We do not suggest that such an investigation is inappropriate or out of the ordinary. Indeed, the Office Action cites ample authority for the proposition that “[e]vidence obtained from the Internet may be used to support a determination . . . that goods and/or services are related”[iv] and therefore may result in consumer confusion. And we do not presume to know exactly what motivated this examining attorney to go to these lengths in her online research. But we do wonder whether the examiner would have dug so deep to find out exactly what the applicant was doing with the mark if the applicant had been “Bob Smith” or “Casual Apparel LLC.” [v]

One of the points made in the Office Action in support of likely confusion is a reference to a Google Images search combining “DJ Escape,” the stage name of the SUNDAY SERVICE registrant Jeff Jonas, and “Sunday Service.” The Office Action reports that this search produced images both of Kanye West and of the registrant Jeff Jonas. According to the Office Action, “This illustrates that source confusion is likely because the applicant and the registrant are [sic] both use ‘Sunday Service’ in a channel of trade related to music.”

The fact that Kanye West’s recurring “Sunday Service” gospel performances, on the one hand, and the DJ events promoted by Jonas, on the other, both “move in a channel of trade related to music,” while true, seems not to prove much about whether the SUNDAY SERVICE clothing marketed by West is likely to be confused as to source with the nightclub events featuring “DJ Escape.”

In this regard, it is worth noting that Jonas has owned and presumably has continued to use his “concert services” mark SUNDAY SERVICE in the five-plus years since commercial use of that mark (as claimed in the registration) commenced.
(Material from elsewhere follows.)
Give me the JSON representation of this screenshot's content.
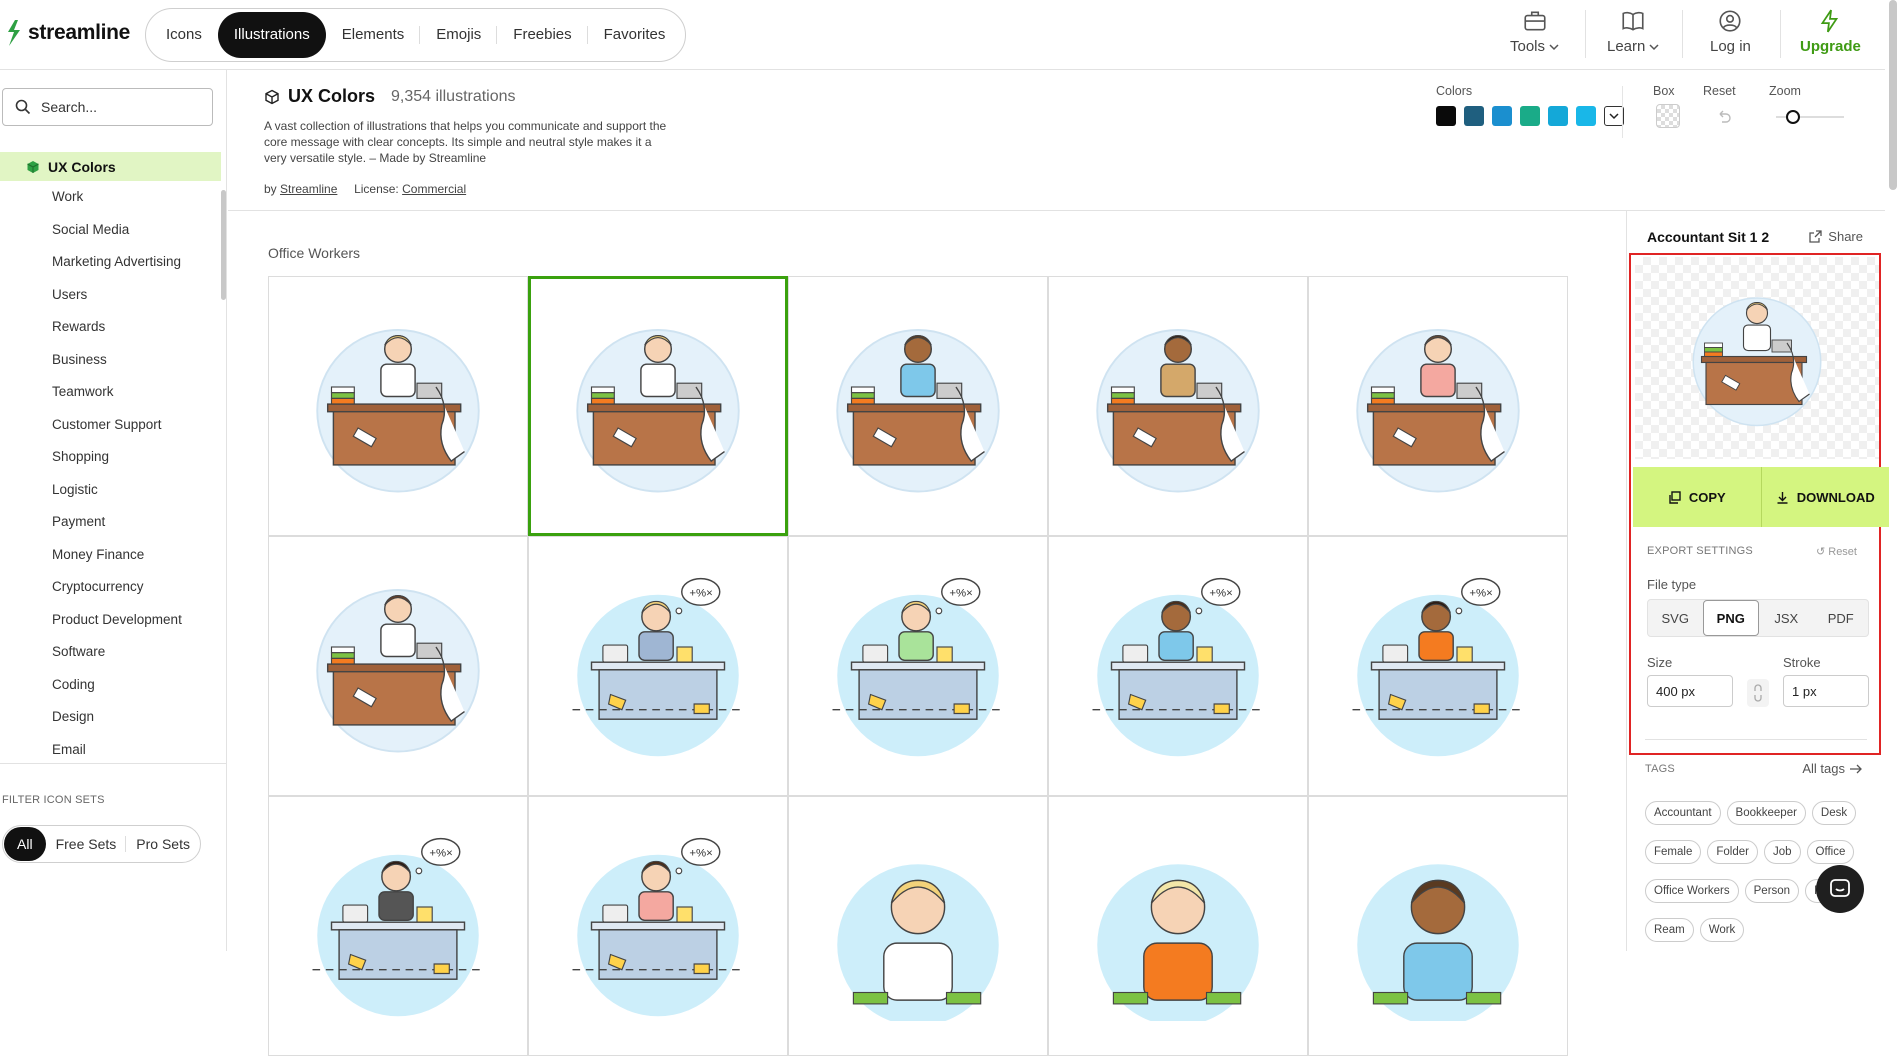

Yet, notwithstanding the examining attorney’s emphasis on the close connection between musical performances and the associated sale of apparel, Jonas has not seen fit to broaden his registration to claim rights for apparel in Class 25. Nor apparently did the examining attorney’s exhaustive web search reveal any indication that Jonas has expanded his activities to include sale of clothing.[vi]

Kanye West has the right to challenge the preliminary, nonfinal refusal of registration. We believe, as suggested above, that he has plausible arguments upon which to mount such a challenge. It is also conceivable that a business arrangement could be worked out between his company and the registrant that would enable registration of West’s SUNDAY SERVICE mark to go forward. We will be watching and will report further developments.